**Required work:** Below is a block of records. Copy every line in it that contains the word "data".

◇ ◇ ◇ ◇

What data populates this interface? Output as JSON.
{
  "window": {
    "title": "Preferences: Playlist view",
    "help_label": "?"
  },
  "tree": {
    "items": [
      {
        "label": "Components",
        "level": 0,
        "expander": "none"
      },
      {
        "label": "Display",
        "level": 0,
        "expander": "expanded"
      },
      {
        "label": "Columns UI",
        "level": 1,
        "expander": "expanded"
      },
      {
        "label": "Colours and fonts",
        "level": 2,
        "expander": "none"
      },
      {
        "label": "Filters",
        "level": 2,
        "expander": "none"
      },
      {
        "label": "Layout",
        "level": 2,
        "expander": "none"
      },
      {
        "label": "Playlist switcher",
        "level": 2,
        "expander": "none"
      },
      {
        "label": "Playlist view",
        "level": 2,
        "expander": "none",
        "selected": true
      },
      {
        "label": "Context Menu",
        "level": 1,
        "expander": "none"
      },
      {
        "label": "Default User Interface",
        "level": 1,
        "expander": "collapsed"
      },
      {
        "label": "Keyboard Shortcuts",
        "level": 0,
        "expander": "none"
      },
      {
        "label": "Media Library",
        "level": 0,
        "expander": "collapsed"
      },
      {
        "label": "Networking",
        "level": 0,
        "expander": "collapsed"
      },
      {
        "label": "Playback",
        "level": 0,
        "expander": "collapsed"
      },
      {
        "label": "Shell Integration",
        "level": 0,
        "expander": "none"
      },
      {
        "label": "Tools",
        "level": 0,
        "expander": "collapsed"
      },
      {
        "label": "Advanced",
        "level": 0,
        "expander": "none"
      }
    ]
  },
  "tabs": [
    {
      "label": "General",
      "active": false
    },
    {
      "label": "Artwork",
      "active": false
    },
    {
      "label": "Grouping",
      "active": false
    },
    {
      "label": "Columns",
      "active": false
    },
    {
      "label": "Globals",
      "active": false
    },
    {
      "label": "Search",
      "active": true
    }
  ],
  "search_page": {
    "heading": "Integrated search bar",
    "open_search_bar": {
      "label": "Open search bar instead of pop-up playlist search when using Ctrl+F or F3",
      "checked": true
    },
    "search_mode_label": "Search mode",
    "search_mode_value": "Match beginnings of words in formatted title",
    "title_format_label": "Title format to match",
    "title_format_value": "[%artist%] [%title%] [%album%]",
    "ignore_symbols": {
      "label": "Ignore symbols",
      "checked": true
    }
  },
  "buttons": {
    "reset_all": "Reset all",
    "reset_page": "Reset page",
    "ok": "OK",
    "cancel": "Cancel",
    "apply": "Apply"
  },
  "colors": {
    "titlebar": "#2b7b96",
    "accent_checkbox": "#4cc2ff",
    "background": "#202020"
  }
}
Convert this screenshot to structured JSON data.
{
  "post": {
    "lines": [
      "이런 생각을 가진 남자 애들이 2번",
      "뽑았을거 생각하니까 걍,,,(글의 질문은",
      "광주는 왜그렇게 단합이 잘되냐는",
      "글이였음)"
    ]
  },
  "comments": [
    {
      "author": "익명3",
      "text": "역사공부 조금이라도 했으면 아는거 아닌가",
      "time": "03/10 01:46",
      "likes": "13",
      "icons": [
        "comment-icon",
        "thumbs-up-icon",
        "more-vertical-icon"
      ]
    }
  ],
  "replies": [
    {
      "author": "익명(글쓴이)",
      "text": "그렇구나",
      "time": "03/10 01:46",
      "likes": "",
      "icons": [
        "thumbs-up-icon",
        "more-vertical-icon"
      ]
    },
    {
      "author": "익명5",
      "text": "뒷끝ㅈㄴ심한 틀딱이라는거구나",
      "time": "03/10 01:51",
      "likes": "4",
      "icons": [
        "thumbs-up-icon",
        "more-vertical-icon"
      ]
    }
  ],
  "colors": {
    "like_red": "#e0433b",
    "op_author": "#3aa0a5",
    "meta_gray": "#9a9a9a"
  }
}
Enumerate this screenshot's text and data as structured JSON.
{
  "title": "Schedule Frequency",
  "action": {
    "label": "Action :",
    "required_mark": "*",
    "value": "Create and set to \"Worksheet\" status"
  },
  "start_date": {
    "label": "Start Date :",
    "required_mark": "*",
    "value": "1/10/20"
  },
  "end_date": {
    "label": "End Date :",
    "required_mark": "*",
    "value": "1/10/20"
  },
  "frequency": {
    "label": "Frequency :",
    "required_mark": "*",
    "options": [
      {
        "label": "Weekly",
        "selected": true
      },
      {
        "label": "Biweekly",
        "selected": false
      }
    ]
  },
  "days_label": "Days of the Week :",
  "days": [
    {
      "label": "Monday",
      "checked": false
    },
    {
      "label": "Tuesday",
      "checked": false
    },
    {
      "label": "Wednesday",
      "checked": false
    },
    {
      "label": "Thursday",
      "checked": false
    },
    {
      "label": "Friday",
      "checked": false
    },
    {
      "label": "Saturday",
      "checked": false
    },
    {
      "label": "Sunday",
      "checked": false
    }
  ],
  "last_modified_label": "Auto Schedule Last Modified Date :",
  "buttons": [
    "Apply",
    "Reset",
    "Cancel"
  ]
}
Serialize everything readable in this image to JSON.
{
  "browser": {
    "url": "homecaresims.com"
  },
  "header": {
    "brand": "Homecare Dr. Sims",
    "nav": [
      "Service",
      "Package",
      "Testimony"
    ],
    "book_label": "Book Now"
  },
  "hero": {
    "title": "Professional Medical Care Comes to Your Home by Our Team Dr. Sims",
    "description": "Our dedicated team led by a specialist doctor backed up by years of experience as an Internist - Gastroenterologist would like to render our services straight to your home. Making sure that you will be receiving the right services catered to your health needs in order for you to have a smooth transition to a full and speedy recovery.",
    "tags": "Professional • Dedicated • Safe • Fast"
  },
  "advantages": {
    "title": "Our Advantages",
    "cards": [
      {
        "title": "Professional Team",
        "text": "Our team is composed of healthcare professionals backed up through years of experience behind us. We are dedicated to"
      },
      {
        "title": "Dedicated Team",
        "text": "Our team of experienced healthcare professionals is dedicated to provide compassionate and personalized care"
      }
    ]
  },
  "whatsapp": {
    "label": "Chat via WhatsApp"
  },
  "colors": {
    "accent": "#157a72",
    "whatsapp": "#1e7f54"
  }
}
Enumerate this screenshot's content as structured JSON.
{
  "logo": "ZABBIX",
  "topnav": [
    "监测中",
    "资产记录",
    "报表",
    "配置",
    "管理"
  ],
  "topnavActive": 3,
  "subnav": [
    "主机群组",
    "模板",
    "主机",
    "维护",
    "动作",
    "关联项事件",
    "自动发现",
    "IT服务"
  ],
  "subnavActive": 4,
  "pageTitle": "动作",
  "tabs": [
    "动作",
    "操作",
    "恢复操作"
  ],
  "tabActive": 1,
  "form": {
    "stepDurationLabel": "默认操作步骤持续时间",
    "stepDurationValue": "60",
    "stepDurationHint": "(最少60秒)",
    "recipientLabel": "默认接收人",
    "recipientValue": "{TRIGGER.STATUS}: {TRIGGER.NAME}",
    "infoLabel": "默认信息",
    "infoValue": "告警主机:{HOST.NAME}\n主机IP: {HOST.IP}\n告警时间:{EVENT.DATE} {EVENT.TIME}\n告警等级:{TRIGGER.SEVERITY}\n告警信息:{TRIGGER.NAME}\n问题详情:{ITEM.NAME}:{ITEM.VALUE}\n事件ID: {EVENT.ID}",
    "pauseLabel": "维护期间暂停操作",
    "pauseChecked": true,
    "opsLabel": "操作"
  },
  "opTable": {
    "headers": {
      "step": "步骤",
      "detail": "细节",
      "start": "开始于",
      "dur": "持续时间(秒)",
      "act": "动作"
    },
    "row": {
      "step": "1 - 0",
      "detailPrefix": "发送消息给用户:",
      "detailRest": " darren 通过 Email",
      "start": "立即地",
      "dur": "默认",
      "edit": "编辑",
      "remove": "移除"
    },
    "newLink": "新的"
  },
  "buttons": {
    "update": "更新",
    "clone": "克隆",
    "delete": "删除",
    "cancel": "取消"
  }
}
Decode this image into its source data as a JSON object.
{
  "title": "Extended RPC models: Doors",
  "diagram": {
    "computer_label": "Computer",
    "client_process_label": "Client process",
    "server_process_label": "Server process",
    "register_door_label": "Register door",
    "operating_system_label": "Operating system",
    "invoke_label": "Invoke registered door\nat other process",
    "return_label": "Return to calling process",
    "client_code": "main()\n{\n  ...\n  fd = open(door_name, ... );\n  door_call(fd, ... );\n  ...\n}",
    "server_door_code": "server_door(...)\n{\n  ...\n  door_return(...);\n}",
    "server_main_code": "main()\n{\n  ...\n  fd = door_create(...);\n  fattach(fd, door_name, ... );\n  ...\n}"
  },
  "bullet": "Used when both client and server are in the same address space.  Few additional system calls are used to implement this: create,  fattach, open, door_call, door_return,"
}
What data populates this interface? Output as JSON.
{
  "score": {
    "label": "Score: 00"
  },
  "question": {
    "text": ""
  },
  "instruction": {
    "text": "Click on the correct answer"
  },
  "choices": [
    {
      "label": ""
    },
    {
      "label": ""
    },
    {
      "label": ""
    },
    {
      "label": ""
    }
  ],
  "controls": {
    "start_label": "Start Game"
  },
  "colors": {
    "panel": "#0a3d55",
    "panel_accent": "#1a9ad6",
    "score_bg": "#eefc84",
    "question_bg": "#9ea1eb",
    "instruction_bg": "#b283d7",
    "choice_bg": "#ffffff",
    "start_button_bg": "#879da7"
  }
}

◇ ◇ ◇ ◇

**Task result:**
What data populates this interface? Output as JSON.
Convert this screenshot to structured JSON data.
Enumerate this screenshot's text and data as structured JSON.
Decode this image into its source data as a JSON object.
What data populates this interface? Output as JSON.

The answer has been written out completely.